Last month ALARM presented its 50 favorite albums of 2012, an eclectic, rock-heavy selection of discs that were in steady rotation in our downtown-Chicago premises. Now, to give some love to tunes that were left out, we have our 50 (+5) favorite songs of last year — singles, B-sides, EP standouts, soundtrack cuts, and more.
In 2005, indie rapper / poet B. Dolan, with a self-released full-length under his belt, hooked up with Strange Famous Records after gaining notoriety among New York City’s slam-poetry scene. His first record, The Failure, was re-released in 2008 through his new independent home with the welcome addition of such names as Sole and label head / fellow Epic Beard Man Sage Francis. Since then, he has pushed deep into foreboding hip hop and sociopolitical commentary on another full-length as well as a mixtape titled House of Bees.
Bearded MC B. Dolan is releasing the second installment of his House of Bees mixtape on June 12 via Sage Francis’ label, Strange Famous Records. Mixed by Buddy Peace, its old-school form returns Dolan to his roots as an emcee, while singles “Still Here” and “2Bad” take his rapper/activist persona to the next uncompromising level.
[audio:http://alarm-magazine.com/wp-content/uploads/2011/10/Doomtree_The_Grand_Experiment.mp3|titles=Doomtree: “The Grand Experiment”]
Moving from a high-school clique to a crew and record label was a natural transition for the Minneapolis-based Doomtree collective. The unlikely “family” unit went from trading beats in their spare time at Hopkins High to producing albums, organizing tours, and putting on the annual Doomtree Blowout in their hometown with a small but mighty lineup. The label’s foundation was built on the wings of the P.O.S debut Ipecac Neat, which was co-released with Rhymesayers in 2004, but it has since released 20+ solo, group, and mixtape albums.

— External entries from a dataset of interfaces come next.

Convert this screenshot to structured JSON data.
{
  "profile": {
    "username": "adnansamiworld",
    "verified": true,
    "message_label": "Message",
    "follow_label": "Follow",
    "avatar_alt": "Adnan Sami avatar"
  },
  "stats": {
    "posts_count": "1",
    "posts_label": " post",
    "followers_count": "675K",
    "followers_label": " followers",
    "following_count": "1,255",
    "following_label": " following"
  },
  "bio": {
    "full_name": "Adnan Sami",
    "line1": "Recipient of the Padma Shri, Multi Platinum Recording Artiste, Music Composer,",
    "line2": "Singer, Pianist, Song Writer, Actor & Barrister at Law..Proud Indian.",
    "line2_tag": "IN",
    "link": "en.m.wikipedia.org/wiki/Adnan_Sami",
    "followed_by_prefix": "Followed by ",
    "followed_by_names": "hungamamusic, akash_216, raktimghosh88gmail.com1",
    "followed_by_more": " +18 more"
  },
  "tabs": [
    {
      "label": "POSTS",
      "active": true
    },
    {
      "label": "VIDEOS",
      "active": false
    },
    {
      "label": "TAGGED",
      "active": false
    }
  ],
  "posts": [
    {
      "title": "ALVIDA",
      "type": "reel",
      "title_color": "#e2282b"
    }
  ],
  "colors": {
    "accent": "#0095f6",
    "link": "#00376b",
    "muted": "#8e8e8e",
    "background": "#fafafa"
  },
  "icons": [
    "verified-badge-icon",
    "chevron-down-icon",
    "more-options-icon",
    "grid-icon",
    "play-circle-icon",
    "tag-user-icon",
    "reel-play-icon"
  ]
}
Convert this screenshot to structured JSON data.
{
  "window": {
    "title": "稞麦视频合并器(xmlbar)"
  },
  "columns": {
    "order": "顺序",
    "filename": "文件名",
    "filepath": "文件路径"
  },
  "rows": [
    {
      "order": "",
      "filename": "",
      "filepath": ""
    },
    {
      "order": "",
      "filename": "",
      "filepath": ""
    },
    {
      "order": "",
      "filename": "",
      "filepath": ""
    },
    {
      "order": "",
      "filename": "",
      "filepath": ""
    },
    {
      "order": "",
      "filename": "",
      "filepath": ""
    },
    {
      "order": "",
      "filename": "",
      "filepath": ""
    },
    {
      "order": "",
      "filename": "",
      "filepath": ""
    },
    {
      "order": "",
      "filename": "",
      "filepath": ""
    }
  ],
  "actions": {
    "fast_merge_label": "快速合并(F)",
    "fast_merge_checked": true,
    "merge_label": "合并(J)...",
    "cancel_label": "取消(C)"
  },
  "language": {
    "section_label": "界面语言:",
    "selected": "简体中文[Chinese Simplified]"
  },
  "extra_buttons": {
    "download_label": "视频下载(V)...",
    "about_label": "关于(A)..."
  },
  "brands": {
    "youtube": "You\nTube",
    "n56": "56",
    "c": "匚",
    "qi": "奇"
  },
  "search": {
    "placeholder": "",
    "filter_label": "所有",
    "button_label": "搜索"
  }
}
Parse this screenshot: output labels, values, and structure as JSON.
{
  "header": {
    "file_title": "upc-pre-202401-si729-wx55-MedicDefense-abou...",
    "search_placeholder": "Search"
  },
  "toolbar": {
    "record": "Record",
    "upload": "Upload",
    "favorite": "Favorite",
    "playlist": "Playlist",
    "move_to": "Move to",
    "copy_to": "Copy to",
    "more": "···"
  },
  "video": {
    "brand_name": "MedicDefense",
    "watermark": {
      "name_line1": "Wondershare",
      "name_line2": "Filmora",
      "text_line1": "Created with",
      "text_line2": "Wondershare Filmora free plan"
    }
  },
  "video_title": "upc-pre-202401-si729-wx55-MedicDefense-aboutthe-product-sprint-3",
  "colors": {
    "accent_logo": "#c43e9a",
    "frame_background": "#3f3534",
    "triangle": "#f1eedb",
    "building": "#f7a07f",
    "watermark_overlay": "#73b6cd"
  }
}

No matter your tastes, the Doomtree family has something to satiate it, from Dessa‘s singer-songwriter-meets-rap-temptress style to Paper Tiger‘s layered instrumentals to Cecil Otter‘s nostalgic storytelling. Each of Doomtree’s diverse artists also takes a role suited to his or her strengths on the business end of things, which, like their music, is infused with the DIY spirit of punk rock. ALARM caught up with MC Sims to chat about the upcoming Doomtree group album, the challenges of being an independent label, and what the future holds for the collective.
How did the Doomtree collective get started?
A group of us got together back in 2001 and decided to form a collective of artists that would work together to help get shows and record and release music. A few years later we turned that collective into a record label and have been releasing albums since.
What types of obstacles have you had to overcome as an independent record label?
Budgets are always an obstacle. We’ve been fortunate enough to have never taken a loan of any kind to get Doomtree to the place where it is. For years, we took every dollar that any of us made through album sales, merch, and performance to fund the label. At this point, we take a standard 50/50 deal with the albums we release. So though we don’t have the financial resources of a major label, our artists get a good deal. That’s what we wanted from the jump with our label.
Has it been difficult at times to work so closely with friends? If so, can you give us an example?
At times, but for the most part we all get along really well. We sort of have a family dynamic here, so of course you’re going to not see eye to eye with your siblings every time something comes up.
Can you address the dynamic of making Doomtree group albums, including your upcoming effort, No Kings?
For No Kings, Lazerbeak, Cecil, and P.O.S got together a few times a week and starting collaborating on beats. After a month or two, they had amassed enough for us to start writing songs. It’s hard to get all 5 MCs together in the same city at once, let alone have enough time to write a bunch of songs together. So we had to schedule the writing session for this thing a couple months in advance. We went to a cabin in the North Woods of Wisconsin with the idea that whatever we came up with was going to be the album; there were no second chances, and there was not time to not finish. We did just that (for the most part).
We basically played the beats through a stereo and started writing. One of us would come up with an idea for the song and the rest would make something that fit that idea. It was our first time truly collaborating like this. Usually, somebody has a song that’s pretty well done but needs a verse or chorus, and then you take it home and finish it. This process, however, was much more organic in the way that we came up with and executed ideas together.
Among the thousands of under-appreciated or under-publicized albums that were released in 2010, hundreds became our favorites and were presented in ALARM and on AlarmPress.com. Of those, we pared down to 100 outstanding releases, leaving no genre unexplored in our list of this year’s overlooked gems.
During the early days of this year’s Republican National Convention, hundreds of people were arrested with what the American Civil Liberties Union (ACLU) dubbed “a crackdown on free speech.” Jared Paul, a journalist and friend of indie rapper Sage Francis, was one of the arrested. In response, Francis has released a free song to solicit donations and help with Paul’s legal fees.